== Given data

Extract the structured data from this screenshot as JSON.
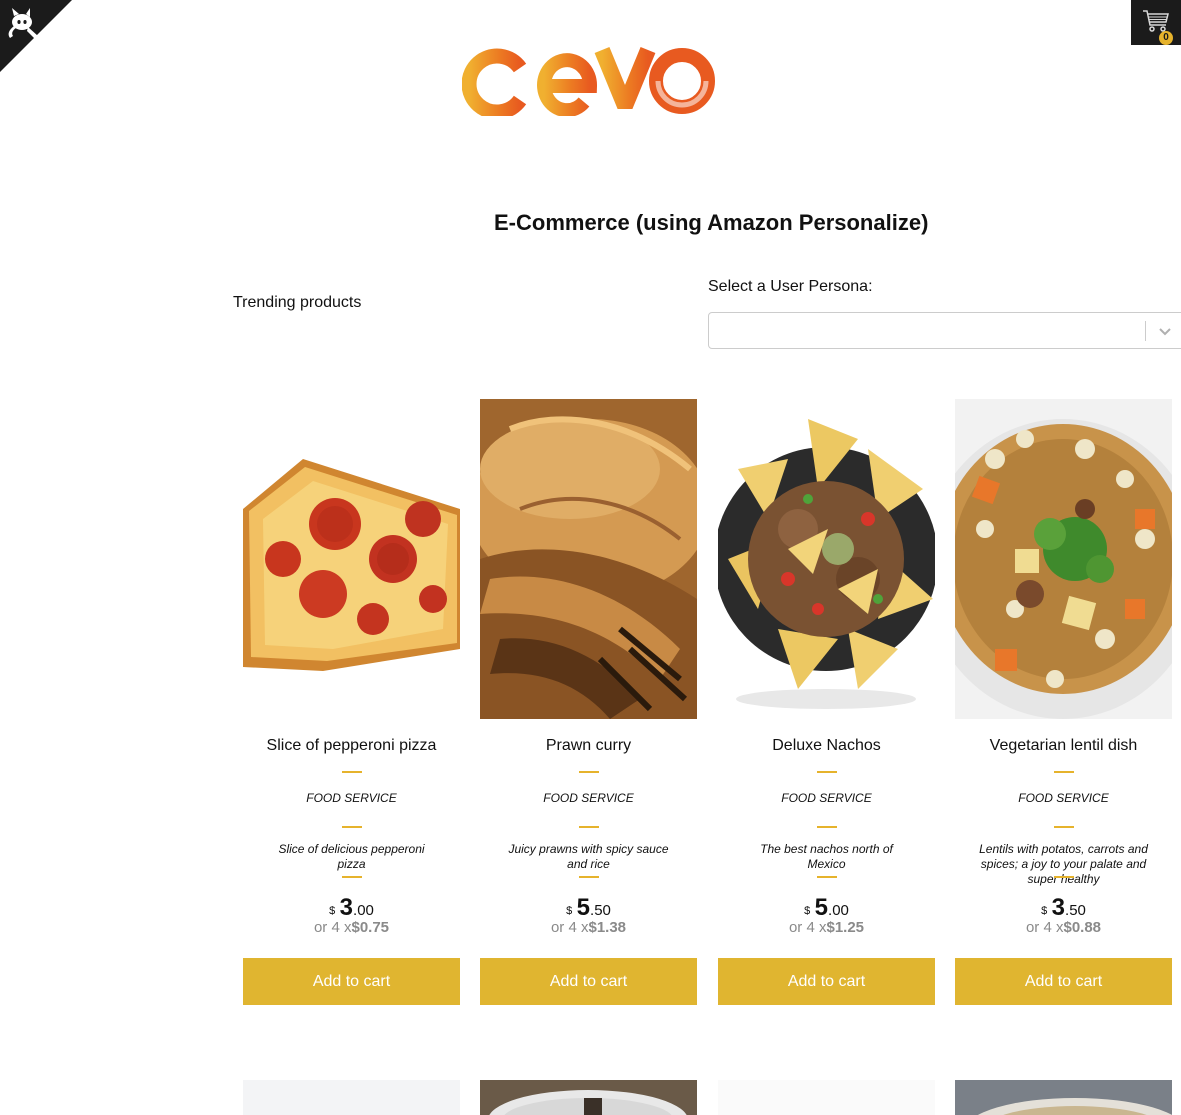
{
  "header": {
    "cart_count": "0",
    "logo_text": "cevo"
  },
  "page": {
    "title": "E-Commerce (using Amazon Personalize)",
    "section_title": "Trending products"
  },
  "persona": {
    "label": "Select a User Persona:",
    "value": ""
  },
  "products": [
    {
      "name": "Slice of pepperoni pizza",
      "category": "FOOD SERVICE",
      "description": "Slice of delicious pepperoni pizza",
      "currency": "$",
      "price_int": "3",
      "price_dec": ".00",
      "installment_prefix": "or 4 x",
      "installment": "$0.75",
      "button": "Add to cart",
      "image": "pepperoni-pizza-slice"
    },
    {
      "name": "Prawn curry",
      "category": "FOOD SERVICE",
      "description": "Juicy prawns with spicy sauce and rice",
      "currency": "$",
      "price_int": "5",
      "price_dec": ".50",
      "installment_prefix": "or 4 x",
      "installment": "$1.38",
      "button": "Add to cart",
      "image": "grilled-prawns"
    },
    {
      "name": "Deluxe Nachos",
      "category": "FOOD SERVICE",
      "description": "The best nachos north of Mexico",
      "currency": "$",
      "price_int": "5",
      "price_dec": ".00",
      "installment_prefix": "or 4 x",
      "installment": "$1.25",
      "button": "Add to cart",
      "image": "nachos-plate"
    },
    {
      "name": "Vegetarian lentil dish",
      "category": "FOOD SERVICE",
      "description": "Lentils with potatos, carrots and spices; a joy to your palate and super healthy",
      "currency": "$",
      "price_int": "3",
      "price_dec": ".50",
      "installment_prefix": "or 4 x",
      "installment": "$0.88",
      "button": "Add to cart",
      "image": "lentil-stew"
    }
  ],
  "colors": {
    "accent": "#e0b530",
    "dark": "#1b1b1b",
    "logo_gradient": [
      "#f0b030",
      "#e85a20"
    ]
  }
}
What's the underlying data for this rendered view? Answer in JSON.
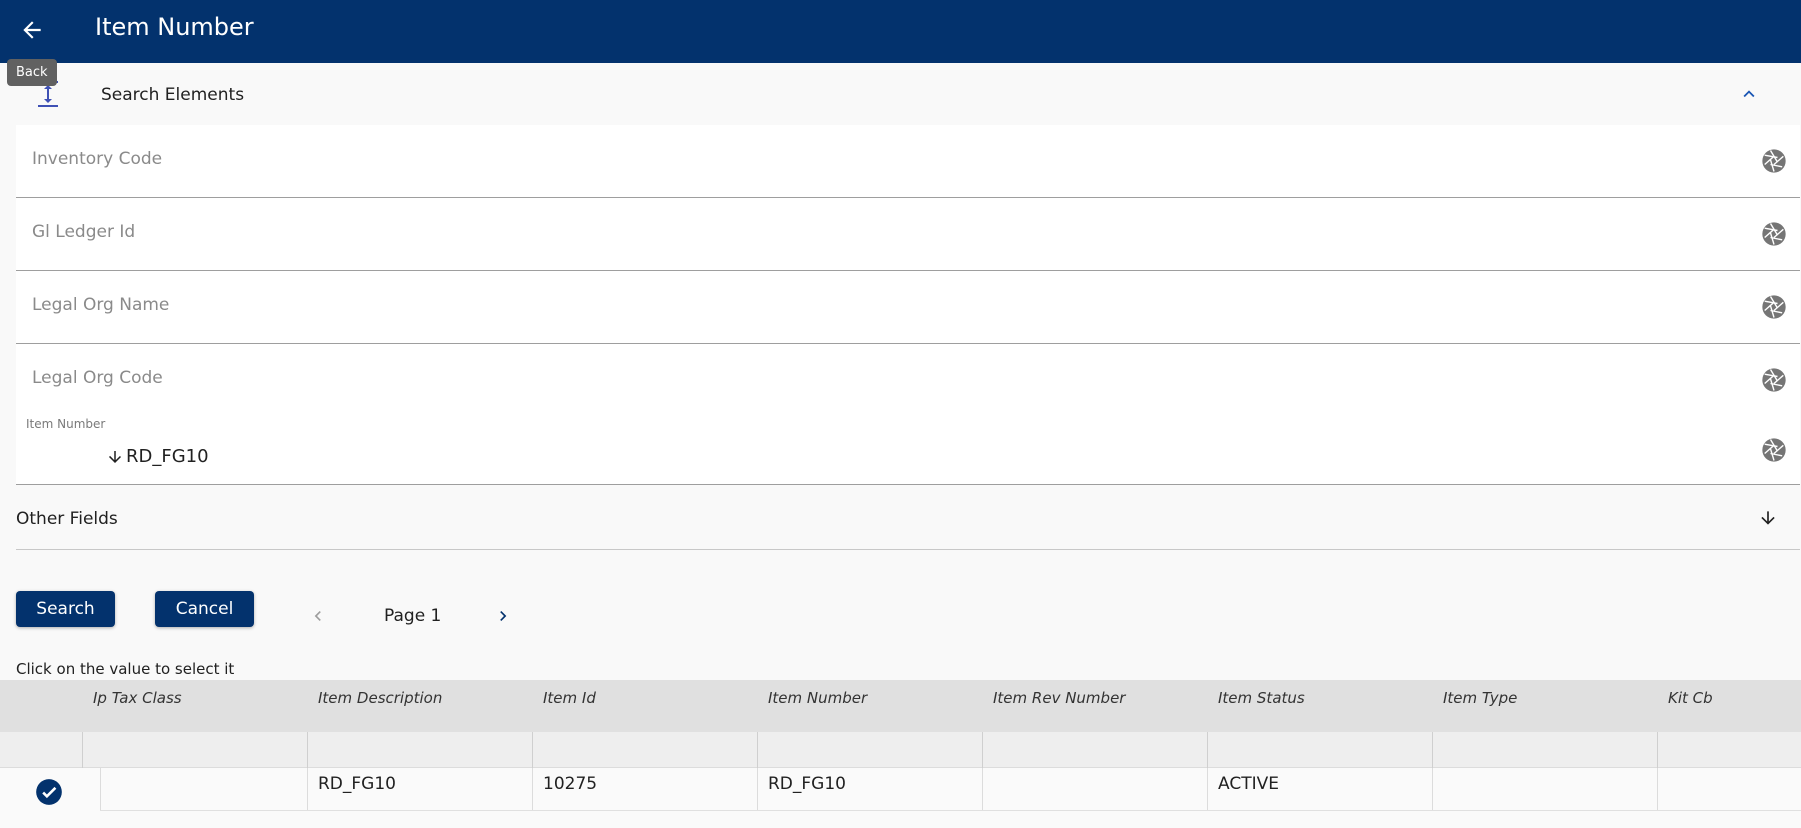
{
  "header": {
    "title": "Item Number",
    "back_tooltip": "Back"
  },
  "search": {
    "section_label": "Search Elements",
    "fields": [
      {
        "placeholder": "Inventory Code"
      },
      {
        "placeholder": "Gl Ledger Id"
      },
      {
        "placeholder": "Legal Org Name"
      },
      {
        "placeholder": "Legal Org Code"
      }
    ],
    "item_number": {
      "label": "Item Number",
      "value": "RD_FG10"
    },
    "other_fields_label": "Other Fields"
  },
  "actions": {
    "search_label": "Search",
    "cancel_label": "Cancel",
    "page_label": "Page 1"
  },
  "hint": "Click on the value to select it",
  "table": {
    "columns": [
      "Ip Tax Class",
      "Item Description",
      "Item Id",
      "Item Number",
      "Item Rev Number",
      "Item Status",
      "Item Type",
      "Kit Cb"
    ],
    "rows": [
      {
        "ip_tax_class": "",
        "item_description": "RD_FG10",
        "item_id": "10275",
        "item_number": "RD_FG10",
        "item_rev_number": "",
        "item_status": "ACTIVE",
        "item_type": "",
        "kit_cb": ""
      }
    ]
  },
  "colors": {
    "primary": "#03326d",
    "background": "#f9f9f9",
    "icon_gray": "#757575",
    "accent_blue": "#1a56b4"
  }
}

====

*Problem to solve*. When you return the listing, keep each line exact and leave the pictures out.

*Answer space*.
Extract the structured data from this screenshot as JSON.
{
  "header": {
    "cart_count": "0",
    "logo_text": "cevo"
  },
  "page": {
    "title": "E-Commerce (using Amazon Personalize)",
    "section_title": "Trending products"
  },
  "persona": {
    "label": "Select a User Persona:",
    "value": ""
  },
  "products": [
    {
      "name": "Slice of pepperoni pizza",
      "category": "FOOD SERVICE",
      "description": "Slice of delicious pepperoni pizza",
      "currency": "$",
      "price_int": "3",
      "price_dec": ".00",
      "installment_prefix": "or 4 x",
      "installment": "$0.75",
      "button": "Add to cart",
      "image": "pepperoni-pizza-slice"
    },
    {
      "name": "Prawn curry",
      "category": "FOOD SERVICE",
      "description": "Juicy prawns with spicy sauce and rice",
      "currency": "$",
      "price_int": "5",
      "price_dec": ".50",
      "installment_prefix": "or 4 x",
      "installment": "$1.38",
      "button": "Add to cart",
      "image": "grilled-prawns"
    },
    {
      "name": "Deluxe Nachos",
      "category": "FOOD SERVICE",
      "description": "The best nachos north of Mexico",
      "currency": "$",
      "price_int": "5",
      "price_dec": ".00",
      "installment_prefix": "or 4 x",
      "installment": "$1.25",
      "button": "Add to cart",
      "image": "nachos-plate"
    },
    {
      "name": "Vegetarian lentil dish",
      "category": "FOOD SERVICE",
      "description": "Lentils with potatos, carrots and spices; a joy to your palate and super healthy",
      "currency": "$",
      "price_int": "3",
      "price_dec": ".50",
      "installment_prefix": "or 4 x",
      "installment": "$0.88",
      "button": "Add to cart",
      "image": "lentil-stew"
    }
  ],
  "colors": {
    "accent": "#e0b530",
    "dark": "#1b1b1b",
    "logo_gradient": [
      "#f0b030",
      "#e85a20"
    ]
  }
}
What's the underlying data for this rendered view? Answer in JSON.
{
  "header": {
    "title": "Item Number",
    "back_tooltip": "Back"
  },
  "search": {
    "section_label": "Search Elements",
    "fields": [
      {
        "placeholder": "Inventory Code"
      },
      {
        "placeholder": "Gl Ledger Id"
      },
      {
        "placeholder": "Legal Org Name"
      },
      {
        "placeholder": "Legal Org Code"
      }
    ],
    "item_number": {
      "label": "Item Number",
      "value": "RD_FG10"
    },
    "other_fields_label": "Other Fields"
  },
  "actions": {
    "search_label": "Search",
    "cancel_label": "Cancel",
    "page_label": "Page 1"
  },
  "hint": "Click on the value to select it",
  "table": {
    "columns": [
      "Ip Tax Class",
      "Item Description",
      "Item Id",
      "Item Number",
      "Item Rev Number",
      "Item Status",
      "Item Type",
      "Kit Cb"
    ],
    "rows": [
      {
        "ip_tax_class": "",
        "item_description": "RD_FG10",
        "item_id": "10275",
        "item_number": "RD_FG10",
        "item_rev_number": "",
        "item_status": "ACTIVE",
        "item_type": "",
        "kit_cb": ""
      }
    ]
  },
  "colors": {
    "primary": "#03326d",
    "background": "#f9f9f9",
    "icon_gray": "#757575",
    "accent_blue": "#1a56b4"
  }
}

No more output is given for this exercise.